Mana Rocks. I would fill the deck with better mana rocks, notably: Grim Monolith , Mox Amber , and Mox Opal . These fit our strategy perfectly. Blinkmoth Urn  is good, but it’s too expensive and does nothing the turn you play it, our deck is looking to combo off in a single turn.Additionally, although Vedalken Orrery  is a great card, it doesn’t really help our strategy and, like the urn, does almost nothing the turn we play it. Lastly, Ichor Wellspring , Mishra’s Bauble , and Tormod's Crypt  are in the deck as cheap artifacts to help fuel the rest of the deck so any of them may be replaced without too much impact. The Wellspring is my least liked. It’s usually free, but the rare case where you pay mana for it make the card feel very awkward.
I would replace Blinkmoth Urn with Grim Monolith, Vedalken Orrery with Mox Opal, and Ichor Wellspring with Mox Amber.
There’s one last change I want to propose. Counterflux  was a very weird inclusion in the build. Not only does it require red mana, but our deck very rarely keeps mana up on other player’s turns. I feel a one-of counterspell is mostly useless, as it’s rarely in your hand when you need it, and often forces you to keep mana open when you should otherwise not. If you really want a counter to protect your combo, I suggest a one mana spell like Spell Pierce  or Spell Snare . Personally, I would use this slot to include yet another cost reducing effect. Little choices remain, but Cloud Key  is still available. I had completely forgotten that this card existed and am now redeeming myself and adding it to this list.
Keep in mind that with Saheeli’s ability, copying cards does not trigger their enter-the-battlefield clause. Do not copy cards like Cloud Key , Semblance Anvil , Everflowing Chalice , or Prototype Portal .
This deck is very fun to play and feels like you’re going infinite when, in fact, you are not.
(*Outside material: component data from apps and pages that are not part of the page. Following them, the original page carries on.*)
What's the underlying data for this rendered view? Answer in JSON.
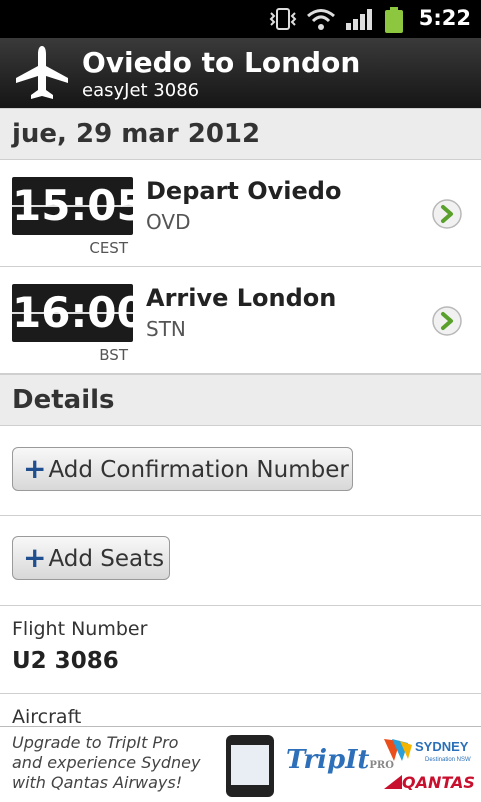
{
  "status_bar": {
    "time": "5:22"
  },
  "header": {
    "title": "Oviedo to London",
    "subtitle": "easyJet 3086"
  },
  "date_header": "jue, 29 mar 2012",
  "segments": [
    {
      "time": "15:05",
      "timezone": "CEST",
      "title": "Depart Oviedo",
      "code": "OVD"
    },
    {
      "time": "16:00",
      "timezone": "BST",
      "title": "Arrive London",
      "code": "STN"
    }
  ],
  "details_header": "Details",
  "buttons": {
    "add_confirmation": "Add Confirmation Number",
    "add_seats": "Add Seats",
    "plus": "+"
  },
  "fields": {
    "flight_number_label": "Flight Number",
    "flight_number_value": "U2 3086",
    "aircraft_label": "Aircraft"
  },
  "ad": {
    "text": "Upgrade to TripIt Pro and experience Sydney with Qantas Airways!",
    "tripit": "TripIt",
    "tripit_pro": "PRO",
    "sydney": "SYDNEY",
    "sydney_sub": "Destination NSW",
    "qantas": "QANTAS"
  }
}
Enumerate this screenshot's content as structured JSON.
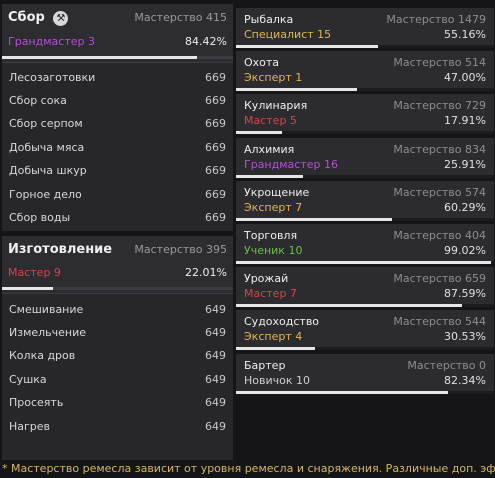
{
  "gathering": {
    "title": "Сбор",
    "mastery": "Мастерство 415",
    "rank": "Грандмастер 3",
    "rank_color": "#b84dd6",
    "percent": "84.42%",
    "progress": 0.8442,
    "skills": [
      {
        "name": "Лесозаготовки",
        "value": "669"
      },
      {
        "name": "Сбор сока",
        "value": "669"
      },
      {
        "name": "Сбор серпом",
        "value": "669"
      },
      {
        "name": "Добыча мяса",
        "value": "669"
      },
      {
        "name": "Добыча шкур",
        "value": "669"
      },
      {
        "name": "Горное дело",
        "value": "669"
      },
      {
        "name": "Сбор воды",
        "value": "669"
      }
    ]
  },
  "crafting": {
    "title": "Изготовление",
    "mastery": "Мастерство 395",
    "rank": "Мастер 9",
    "rank_color": "#d64545",
    "percent": "22.01%",
    "progress": 0.2201,
    "skills": [
      {
        "name": "Смешивание",
        "value": "649"
      },
      {
        "name": "Измельчение",
        "value": "649"
      },
      {
        "name": "Колка дров",
        "value": "649"
      },
      {
        "name": "Сушка",
        "value": "649"
      },
      {
        "name": "Просеять",
        "value": "649"
      },
      {
        "name": "Нагрев",
        "value": "649"
      }
    ]
  },
  "lifeskills": [
    {
      "name": "Рыбалка",
      "mastery": "Мастерство 1479",
      "rank": "Специалист 15",
      "rank_class": "gold",
      "percent": "55.16%",
      "progress": 0.5516
    },
    {
      "name": "Охота",
      "mastery": "Мастерство 514",
      "rank": "Эксперт 1",
      "rank_class": "gold",
      "percent": "47.00%",
      "progress": 0.47
    },
    {
      "name": "Кулинария",
      "mastery": "Мастерство 729",
      "rank": "Мастер 5",
      "rank_class": "red",
      "percent": "17.91%",
      "progress": 0.1791
    },
    {
      "name": "Алхимия",
      "mastery": "Мастерство 834",
      "rank": "Грандмастер 16",
      "rank_class": "purple",
      "percent": "25.91%",
      "progress": 0.2591
    },
    {
      "name": "Укрощение",
      "mastery": "Мастерство 574",
      "rank": "Эксперт 7",
      "rank_class": "gold",
      "percent": "60.29%",
      "progress": 0.6029
    },
    {
      "name": "Торговля",
      "mastery": "Мастерство 404",
      "rank": "Ученик 10",
      "rank_class": "green",
      "percent": "99.02%",
      "progress": 0.9902
    },
    {
      "name": "Урожай",
      "mastery": "Мастерство 659",
      "rank": "Мастер 7",
      "rank_class": "red",
      "percent": "87.59%",
      "progress": 0.8759
    },
    {
      "name": "Судоходство",
      "mastery": "Мастерство 544",
      "rank": "Эксперт 4",
      "rank_class": "gold",
      "percent": "30.53%",
      "progress": 0.3053
    },
    {
      "name": "Бартер",
      "mastery": "Мастерство 0",
      "rank": "Новичок 10",
      "rank_class": "gray",
      "percent": "82.34%",
      "progress": 0.8234
    }
  ],
  "icons": {
    "gathering_icon": "crossed-pickaxe-icon"
  },
  "footer": "* Мастерство ремесла зависит от уровня ремесла и снаряжения. Различные доп. эффекты"
}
None of your friends can complain about you going “infinite.” After 10 games I didn’t once need an infinite loop.
If you are going to play this Saheeli/Thoughtcast deck, play it alone, test it, goldfish it. You don’t want to be in the middle of a real game, fizzel out your combo, and realize you made a mistake. No one is going to let you live a second turn to try it again.
I hope you enjoyed this deck tech and here’s hoping you give this monster of a deck a try.
Here’s the next iteration of this deck I’m going to be using.
Im a professional Game Designer and have studied the field for many years.
When it comes to Magic, Ive been playing since Alara. Ive played modern a bit and with the advent of MTGA, I dabbled into standard to great success but Im mainly a EDH player and a seal format enthusiast.
Deck Brewing is my favorite part of the game along with the strong and amazing community.